Throughout history there have been many outbreaks of disease that have resulted in high numbers of deaths. These epidemics have had and will continue to have very different impacts on particular health systems and societies. There are crisis management difficulties that are common to emergencies and disasters, whatever their origin.

Once again, experience has shown that in this type of health crisis, the number of cases may be less relevant than the presence of the disease itself. Some years ago, the Region of the Americas and the rest of the world mobilized to respond to six deaths resulting from Anthrax in the United States and 44 deaths from severe acute respiratory syndrome (SARS) in Canada. Both events had enormous social and economic consequences beyond the health sector.

The emergence of a new type of influenza in humans caused by a virus of avian origin (avian influenza A H5N1), and confirmation of human cases with mortality approaching 60%, prompted almost all countries to begin efforts to improve their capacity to respond to an imminent pandemic.

The terminology applied to this process was similar to that used for emergency and disaster management, including “preparedness” and “contingency planning.” However, in most cases progress was made only in developing preparedness plans that were known to a limited group of health officials. In a very few cases, operational plans were both developed and tested that involved all the key components of health and other sectors. In even fewer cases were personnel trained in tasks envisaged in the plan, or supplies and resources provided that would be needed to respond to a crisis.

With the confirmation of the pandemic (H1N1) 2009 virus that was easily transmissible among humans and that had potentially serious effects, response mechanisms were activated that were in direct proportion to the level of preparedness.

It was necessary to immediately take urgent steps to contain the disease at a time when there were many more questions than answers about its clinical features, transmissibility, the attack rate, effective treatment, the risk for health personnel, and effective control measures. However, prioritizing the health and lives of the population above other considerations was not without major social and economic impacts. These impacts were greater in sectors such as tourism, trade, and transport than in the health sector, and affected Mexico more severely than other countries.

In such a situation, it is not surprising that there were issues common to other health crises. Of note were decisions based on fear, the emergence of rumors and conspiracy theories, the intrusion of political and economic factors, and insufficient official information. These problems were multiplied by the press and electronic media, which were sometimes much more difficult to control than the disease itself.

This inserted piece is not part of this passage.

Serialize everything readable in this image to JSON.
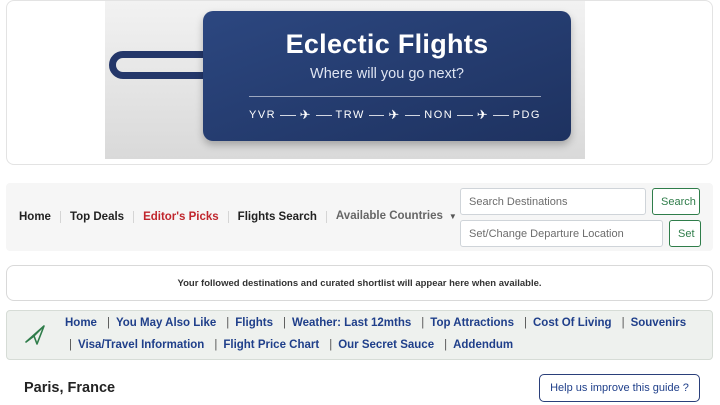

Counting confirmed cases became the highest priority, and the media demanded this from health authorities. Suspected cases were not as important, even when they were serious or caused more deaths than the new virus.

Other national priorities and more pressing public health needs were put aside, and sometimes the pandemic was used for purposes that had nothing to do with control of the disease. In such a context, the public expects and often demands authorities to carry out visible and urgent actions to demonstrate their concern for protecting the health of citizens. Among the most common are closing airports and using extreme measures to control foreign borders. Such actions require a major investment of resources and personnel, and have proven time and again to have little value in preventing a disease from entering a country.

The health sector took the lead in responding to the outbreak in almost all countries, but in many cases, they also took charge of actions that should have been dealt with by other sectors and actors, were unrelated to surveillance and diagnosis of disease, and were only marginally relevant to the response, if at all. A major weakness was the lack of more active involvement from the health services network, precisely those who were treating the sick.

Why all the actors who were involved in preparing for the pandemic did not take action during the response phase is an important question. There are still major challenges in combating this disease, which is here to stay, and whose future behavior may be more severe than what we have seen thus far. It is imperative that the health sector, where it has not done so, be open, strengthen coordination with other sectors, and share responsibility. Institutions and countries as a whole must recognize and make better use of their national potential.

It is still possible to strengthen information management, improve how institutions build capacity, use a multisectoral approach to solving problems, and to make the most of regional solidarity. We must remember that new problems require new resources. It is necessary to maintain a balance between responding to the pandemic and other public health priorities.

For more information, write to Dr. Ciro Ugarte at: This email address is being protected from spambots. You need JavaScript enabled to view it..